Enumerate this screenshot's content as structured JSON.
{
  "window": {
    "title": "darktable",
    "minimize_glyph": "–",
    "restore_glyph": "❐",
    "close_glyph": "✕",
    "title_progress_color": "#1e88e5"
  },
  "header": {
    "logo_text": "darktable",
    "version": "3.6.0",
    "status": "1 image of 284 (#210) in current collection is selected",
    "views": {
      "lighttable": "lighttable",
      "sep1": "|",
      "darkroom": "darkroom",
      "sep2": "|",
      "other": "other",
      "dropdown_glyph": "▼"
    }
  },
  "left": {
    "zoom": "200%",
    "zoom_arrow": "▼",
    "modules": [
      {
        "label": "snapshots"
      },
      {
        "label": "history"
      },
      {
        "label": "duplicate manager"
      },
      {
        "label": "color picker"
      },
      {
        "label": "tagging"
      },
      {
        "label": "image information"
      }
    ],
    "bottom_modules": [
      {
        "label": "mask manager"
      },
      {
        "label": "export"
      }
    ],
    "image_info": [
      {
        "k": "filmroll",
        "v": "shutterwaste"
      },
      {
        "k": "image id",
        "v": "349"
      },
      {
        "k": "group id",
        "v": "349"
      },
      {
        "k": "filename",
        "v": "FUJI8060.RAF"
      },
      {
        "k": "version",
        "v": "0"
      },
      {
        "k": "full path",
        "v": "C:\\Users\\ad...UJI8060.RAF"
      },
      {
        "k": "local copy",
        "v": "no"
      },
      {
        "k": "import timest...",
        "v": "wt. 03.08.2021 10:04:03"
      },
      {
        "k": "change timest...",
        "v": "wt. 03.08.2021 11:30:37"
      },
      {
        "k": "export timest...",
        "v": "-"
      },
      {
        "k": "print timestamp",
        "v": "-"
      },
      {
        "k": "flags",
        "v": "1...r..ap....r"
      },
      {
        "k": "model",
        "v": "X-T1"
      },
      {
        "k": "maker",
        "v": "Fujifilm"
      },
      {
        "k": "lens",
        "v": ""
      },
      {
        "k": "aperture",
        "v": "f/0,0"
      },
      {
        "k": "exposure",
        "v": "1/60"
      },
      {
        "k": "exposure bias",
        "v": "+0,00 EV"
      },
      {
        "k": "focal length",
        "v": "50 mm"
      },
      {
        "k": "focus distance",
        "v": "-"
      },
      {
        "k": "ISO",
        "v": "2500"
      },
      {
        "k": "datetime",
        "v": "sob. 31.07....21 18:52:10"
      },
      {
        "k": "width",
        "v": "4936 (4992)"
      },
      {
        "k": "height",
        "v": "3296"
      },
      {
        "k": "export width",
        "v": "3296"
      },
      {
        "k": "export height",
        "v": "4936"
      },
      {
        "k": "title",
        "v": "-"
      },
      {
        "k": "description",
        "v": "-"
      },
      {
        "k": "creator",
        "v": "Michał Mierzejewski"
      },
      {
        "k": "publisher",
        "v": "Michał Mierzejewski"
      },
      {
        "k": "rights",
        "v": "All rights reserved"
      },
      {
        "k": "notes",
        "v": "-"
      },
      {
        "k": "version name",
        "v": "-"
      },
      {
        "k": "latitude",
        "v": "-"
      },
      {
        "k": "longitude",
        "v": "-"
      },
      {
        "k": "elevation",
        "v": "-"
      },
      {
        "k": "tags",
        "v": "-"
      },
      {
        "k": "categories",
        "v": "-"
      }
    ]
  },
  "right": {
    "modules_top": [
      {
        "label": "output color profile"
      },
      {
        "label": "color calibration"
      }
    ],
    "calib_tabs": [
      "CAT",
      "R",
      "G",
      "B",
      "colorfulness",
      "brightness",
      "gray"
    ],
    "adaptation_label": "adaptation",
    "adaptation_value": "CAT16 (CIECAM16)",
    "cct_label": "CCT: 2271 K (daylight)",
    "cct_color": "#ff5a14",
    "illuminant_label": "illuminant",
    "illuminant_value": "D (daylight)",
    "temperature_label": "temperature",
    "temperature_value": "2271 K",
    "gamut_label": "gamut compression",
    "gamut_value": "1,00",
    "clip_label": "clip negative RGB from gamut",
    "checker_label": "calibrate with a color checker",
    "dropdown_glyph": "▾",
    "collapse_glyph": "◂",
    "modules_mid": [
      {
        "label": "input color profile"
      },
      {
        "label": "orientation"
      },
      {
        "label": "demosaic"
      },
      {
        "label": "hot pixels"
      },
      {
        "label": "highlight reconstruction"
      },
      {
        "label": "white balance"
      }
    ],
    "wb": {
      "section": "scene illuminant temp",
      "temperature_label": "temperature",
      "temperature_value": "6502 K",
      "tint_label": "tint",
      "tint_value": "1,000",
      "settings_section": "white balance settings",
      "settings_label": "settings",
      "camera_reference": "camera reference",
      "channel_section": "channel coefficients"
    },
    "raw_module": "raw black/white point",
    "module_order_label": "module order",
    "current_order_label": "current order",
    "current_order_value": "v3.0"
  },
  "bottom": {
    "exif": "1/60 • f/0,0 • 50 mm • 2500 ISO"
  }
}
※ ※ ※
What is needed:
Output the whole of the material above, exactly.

Exercise output:
Enumerate this screenshot's content as structured JSON.
{
  "window": {
    "title": "darktable",
    "minimize_glyph": "–",
    "restore_glyph": "❐",
    "close_glyph": "✕",
    "title_progress_color": "#1e88e5"
  },
  "header": {
    "logo_text": "darktable",
    "version": "3.6.0",
    "status": "1 image of 284 (#210) in current collection is selected",
    "views": {
      "lighttable": "lighttable",
      "sep1": "|",
      "darkroom": "darkroom",
      "sep2": "|",
      "other": "other",
      "dropdown_glyph": "▼"
    }
  },
  "left": {
    "zoom": "200%",
    "zoom_arrow": "▼",
    "modules": [
      {
        "label": "snapshots"
      },
      {
        "label": "history"
      },
      {
        "label": "duplicate manager"
      },
      {
        "label": "color picker"
      },
      {
        "label": "tagging"
      },
      {
        "label": "image information"
      }
    ],
    "bottom_modules": [
      {
        "label": "mask manager"
      },
      {
        "label": "export"
      }
    ],
    "image_info": [
      {
        "k": "filmroll",
        "v": "shutterwaste"
      },
      {
        "k": "image id",
        "v": "349"
      },
      {
        "k": "group id",
        "v": "349"
      },
      {
        "k": "filename",
        "v": "FUJI8060.RAF"
      },
      {
        "k": "version",
        "v": "0"
      },
      {
        "k": "full path",
        "v": "C:\\Users\\ad...UJI8060.RAF"
      },
      {
        "k": "local copy",
        "v": "no"
      },
      {
        "k": "import timest...",
        "v": "wt. 03.08.2021 10:04:03"
      },
      {
        "k": "change timest...",
        "v": "wt. 03.08.2021 11:30:37"
      },
      {
        "k": "export timest...",
        "v": "-"
      },
      {
        "k": "print timestamp",
        "v": "-"
      },
      {
        "k": "flags",
        "v": "1...r..ap....r"
      },
      {
        "k": "model",
        "v": "X-T1"
      },
      {
        "k": "maker",
        "v": "Fujifilm"
      },
      {
        "k": "lens",
        "v": ""
      },
      {
        "k": "aperture",
        "v": "f/0,0"
      },
      {
        "k": "exposure",
        "v": "1/60"
      },
      {
        "k": "exposure bias",
        "v": "+0,00 EV"
      },
      {
        "k": "focal length",
        "v": "50 mm"
      },
      {
        "k": "focus distance",
        "v": "-"
      },
      {
        "k": "ISO",
        "v": "2500"
      },
      {
        "k": "datetime",
        "v": "sob. 31.07....21 18:52:10"
      },
      {
        "k": "width",
        "v": "4936 (4992)"
      },
      {
        "k": "height",
        "v": "3296"
      },
      {
        "k": "export width",
        "v": "3296"
      },
      {
        "k": "export height",
        "v": "4936"
      },
      {
        "k": "title",
        "v": "-"
      },
      {
        "k": "description",
        "v": "-"
      },
      {
        "k": "creator",
        "v": "Michał Mierzejewski"
      },
      {
        "k": "publisher",
        "v": "Michał Mierzejewski"
      },
      {
        "k": "rights",
        "v": "All rights reserved"
      },
      {
        "k": "notes",
        "v": "-"
      },
      {
        "k": "version name",
        "v": "-"
      },
      {
        "k": "latitude",
        "v": "-"
      },
      {
        "k": "longitude",
        "v": "-"
      },
      {
        "k": "elevation",
        "v": "-"
      },
      {
        "k": "tags",
        "v": "-"
      },
      {
        "k": "categories",
        "v": "-"
      }
    ]
  },
  "right": {
    "modules_top": [
      {
        "label": "output color profile"
      },
      {
        "label": "color calibration"
      }
    ],
    "calib_tabs": [
      "CAT",
      "R",
      "G",
      "B",
      "colorfulness",
      "brightness",
      "gray"
    ],
    "adaptation_label": "adaptation",
    "adaptation_value": "CAT16 (CIECAM16)",
    "cct_label": "CCT: 2271 K (daylight)",
    "cct_color": "#ff5a14",
    "illuminant_label": "illuminant",
    "illuminant_value": "D (daylight)",
    "temperature_label": "temperature",
    "temperature_value": "2271 K",
    "gamut_label": "gamut compression",
    "gamut_value": "1,00",
    "clip_label": "clip negative RGB from gamut",
    "checker_label": "calibrate with a color checker",
    "dropdown_glyph": "▾",
    "collapse_glyph": "◂",
    "modules_mid": [
      {
        "label": "input color profile"
      },
      {
        "label": "orientation"
      },
      {
        "label": "demosaic"
      },
      {
        "label": "hot pixels"
      },
      {
        "label": "highlight reconstruction"
      },
      {
        "label": "white balance"
      }
    ],
    "wb": {
      "section": "scene illuminant temp",
      "temperature_label": "temperature",
      "temperature_value": "6502 K",
      "tint_label": "tint",
      "tint_value": "1,000",
      "settings_section": "white balance settings",
      "settings_label": "settings",
      "camera_reference": "camera reference",
      "channel_section": "channel coefficients"
    },
    "raw_module": "raw black/white point",
    "module_order_label": "module order",
    "current_order_label": "current order",
    "current_order_value": "v3.0"
  },
  "bottom": {
    "exif": "1/60 • f/0,0 • 50 mm • 2500 ISO"
  }
}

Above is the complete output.